    "We were there two months, so I learned quite a lot of the Russian language," he said recalling several words in Russian.

    However, North acknowledged that the US sailors had not much chance to establish contacts with the local Russians given that they lived in a separate campus and due to concerns for their safety.

    North recalled how he came to a dance hall one day to mingle with the locals but spent the whole evening talking with a Jewish boy whose parents had been evacuated to Molotovsk from the another city.

    Enduring More Attacks on The Way Back 

    After their stay in Russia following the delivery of the cargo, eight out of the 11 ships left Molotovsk, North said.

    The Troubadour, the oldest ship in the flotilla that had to use all of its coal to manoeuvre and reach its destinations, headed to Novaya Zemlya as per its captain’s orders, he noted. However, North added that the danger of German attacks was still very much present on the way to Novaya Zemlya and beyond.

    "That is where another torpedo missed us very closely," North said. "We could see it go by. We went to Novaya Zemlya, got a good coal and them were able to make it back."

    An alleviating circumstance in the otherwise dangerous situation was the weather, which was so bad that it actually prevented German submarines from locating the convoy on its way to Iceland and thus resulted in no casualties, he said.

    The veteran pointed out that after returning back, he made several trips with merchant convoys to different countries, but then got married and settled down.

    North emphasized that the PQ17 convoy became a very significant part of his life despite not discussing his experiences with others, even with his wife.

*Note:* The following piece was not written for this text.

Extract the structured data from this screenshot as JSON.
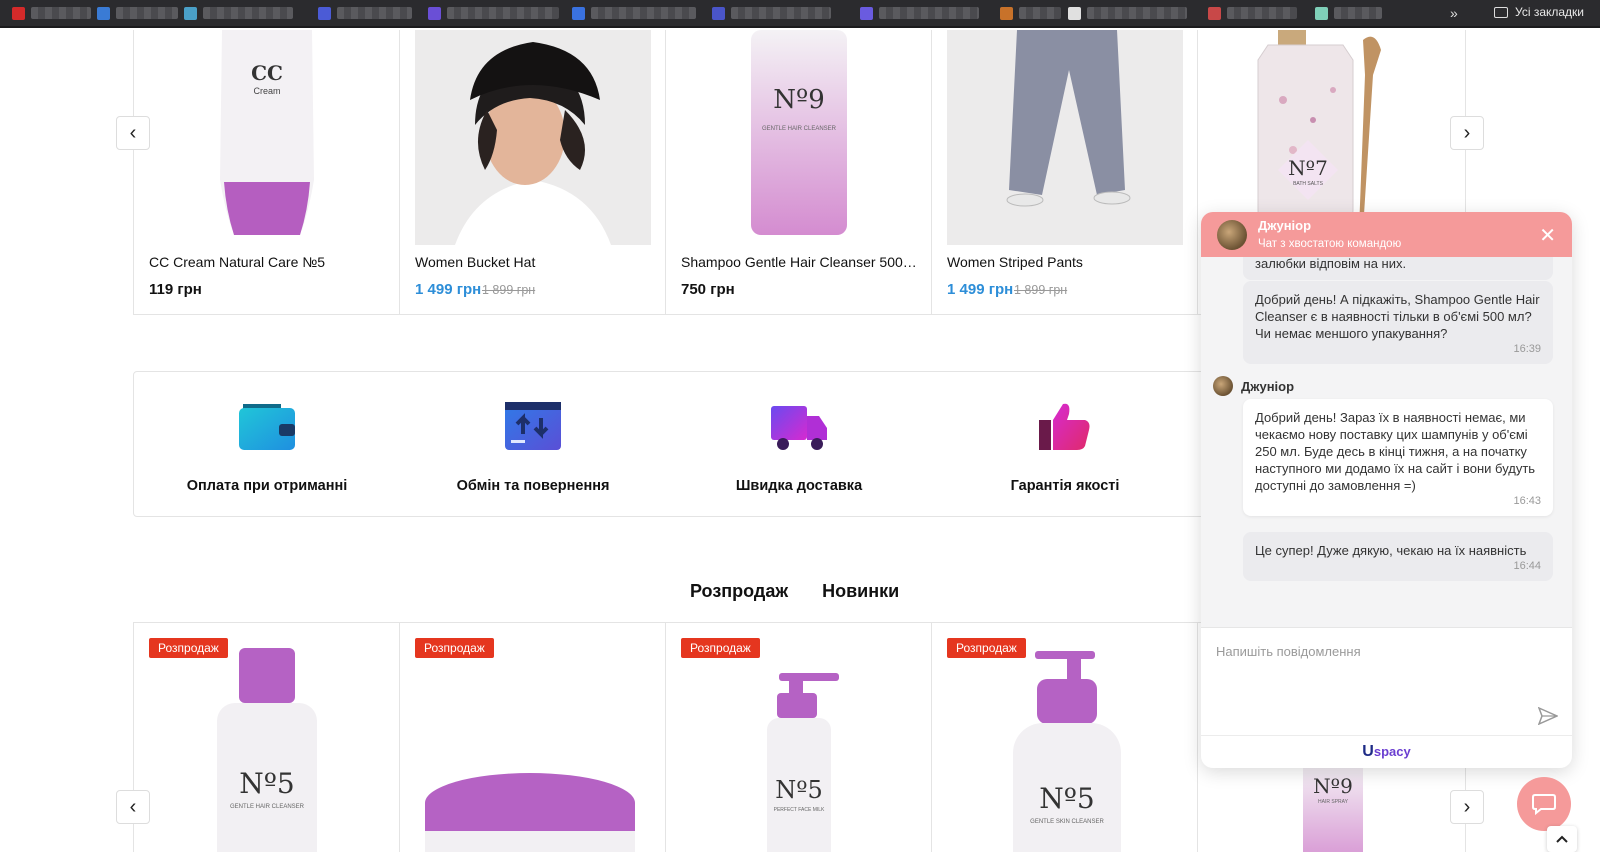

    "I did not talk too much with my wife about that as well," he said, adding that in the emotionally charged war years he did not condemn the British officers who left the merchant ships undefended nor the Germans who sought to disrupt and destroy the PQ17 convoy.

    "I read quite a bit about it and I understand the anger that others may have felt. But personally, I have no problem to shake the hands of those British officers and no problem shaking the hands of the Germans, or the Japanese. I do not hold hatred from the war," North concluded.

    Tags:
    torpedoes, convoy, Russia, US
    Community standardsDiscussion